• New 24/7 DUI monitoring program requires local agency funding

    By: Natasha Chen


    KENT, Wash. - A 24/7 monitoring program for repeat drunk drivers has been hailed as a success in other states, but the five agencies chosen to pilot the program in Washington have to find the funds to get it started.

    The state legislature had intended the pilot program to begin Jan. 1, 2014, where second-time DUI offenders would be held in jail until they could be seen by a judge.  That judge could then order an interlock device on their cars or order them to participate in the 24/7 monitoring program.

    The program requires participants to report to a site twice a day for a breath test, or wear an electronic device, such as an ankle bracelet that measures alcohol coming from their sweat.

    “In the past, you had to be convicted for the crime before you were imposed with those sanctions. Now, if you’re arrested, you can go into the 24/7 program,” said Bruce Bjork, the program manager.

    If participants fail a breath test, they could be escorted to jail.

    The state of Washington has set aside less than $1 million to cover operating and coordinating costs at the state level, but the five pilot areas of Chelan County, Spokane County, Thurston County, city of Kent and city of Centralia will need to find their own resources for implementation.

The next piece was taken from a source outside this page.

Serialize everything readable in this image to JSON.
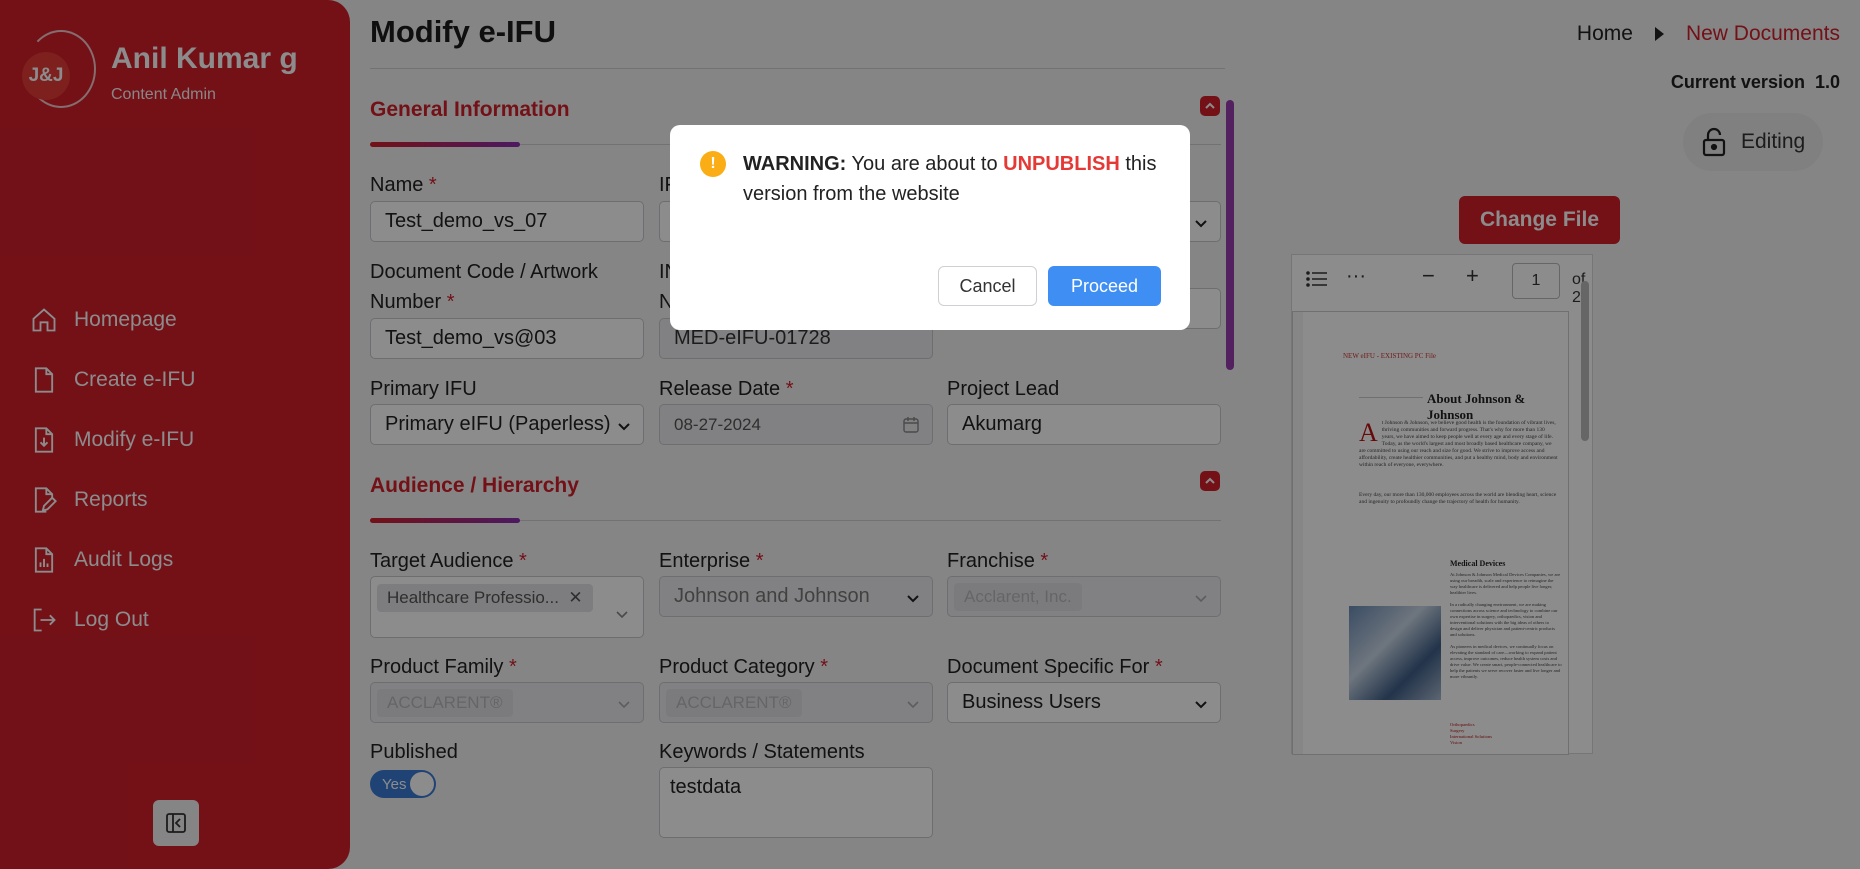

    Part of the state money may go toward software to record the data.  That software may cost more than $100,000.

    Kent police Chief Ken Thomas said, “It would be nice if the money was there upfront. In this case, it’s not. We’re going to do the best we can to try to make the program work.”

    Thomas said their department is already coordinating with judges, prosecutors, public defenders and jail administrators to make this program work.

    Still, because of the lack of software and other logistical details, the program may not get started right away on Wednesday.

    Some judges and public defenders are concerned that there may be legal challenges to holding someone in custody for failing a breath test, even before the person is convicted.

    But the overall success of the program in South Dakota, North Dakota and Montana has given great encouragement to those hoping to stop repeat offenders in Washington.

    Thomas said that Kent is already aggressively participating in programs and measures to curb drunk driving, and that they volunteered to be part of the pilot.

    Bjork said that he received input from many cities and counties hoping to participate. The state hopes to have all counties and cities implement the program by 2017.

    Next Up: